[Website and app data records]
=== Section Start ===

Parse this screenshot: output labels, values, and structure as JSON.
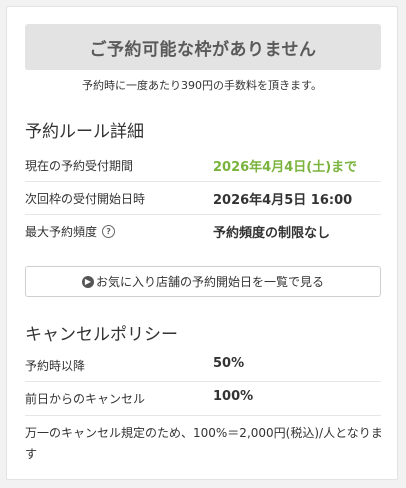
{
  "reservation": {
    "unavailable_label": "ご予約可能な枠がありません",
    "fee_note": "予約時に一度あたり390円の手数料を頂きます。"
  },
  "rules": {
    "title": "予約ルール詳細",
    "rows": [
      {
        "label": "現在の予約受付期間",
        "value": "2026年4月4日(土)まで"
      },
      {
        "label": "次回枠の受付開始日時",
        "value": "2026年4月5日 16:00"
      },
      {
        "label": "最大予約頻度",
        "value": "予約頻度の制限なし"
      }
    ],
    "help_icon": "?"
  },
  "favorites_button": {
    "icon": "circle-arrow-right-icon",
    "label": "お気に入り店舗の予約開始日を一覧で見る"
  },
  "cancel_policy": {
    "title": "キャンセルポリシー",
    "rows": [
      {
        "label": "予約時以降",
        "value": "50%"
      },
      {
        "label": "前日からのキャンセル",
        "value": "100%"
      }
    ],
    "note": "万一のキャンセル規定のため、100%＝2,000円(税込)/人となります"
  },
  "colors": {
    "accent_green": "#7ab33d",
    "disabled_button_bg": "#e3e3e3"
  }
}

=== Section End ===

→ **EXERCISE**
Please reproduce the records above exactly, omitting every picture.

→ **ANSWER BELOW**
Parse this screenshot: output labels, values, and structure as JSON.
{
  "reservation": {
    "unavailable_label": "ご予約可能な枠がありません",
    "fee_note": "予約時に一度あたり390円の手数料を頂きます。"
  },
  "rules": {
    "title": "予約ルール詳細",
    "rows": [
      {
        "label": "現在の予約受付期間",
        "value": "2026年4月4日(土)まで"
      },
      {
        "label": "次回枠の受付開始日時",
        "value": "2026年4月5日 16:00"
      },
      {
        "label": "最大予約頻度",
        "value": "予約頻度の制限なし"
      }
    ],
    "help_icon": "?"
  },
  "favorites_button": {
    "icon": "circle-arrow-right-icon",
    "label": "お気に入り店舗の予約開始日を一覧で見る"
  },
  "cancel_policy": {
    "title": "キャンセルポリシー",
    "rows": [
      {
        "label": "予約時以降",
        "value": "50%"
      },
      {
        "label": "前日からのキャンセル",
        "value": "100%"
      }
    ],
    "note": "万一のキャンセル規定のため、100%＝2,000円(税込)/人となります"
  },
  "colors": {
    "accent_green": "#7ab33d",
    "disabled_button_bg": "#e3e3e3"
  }
}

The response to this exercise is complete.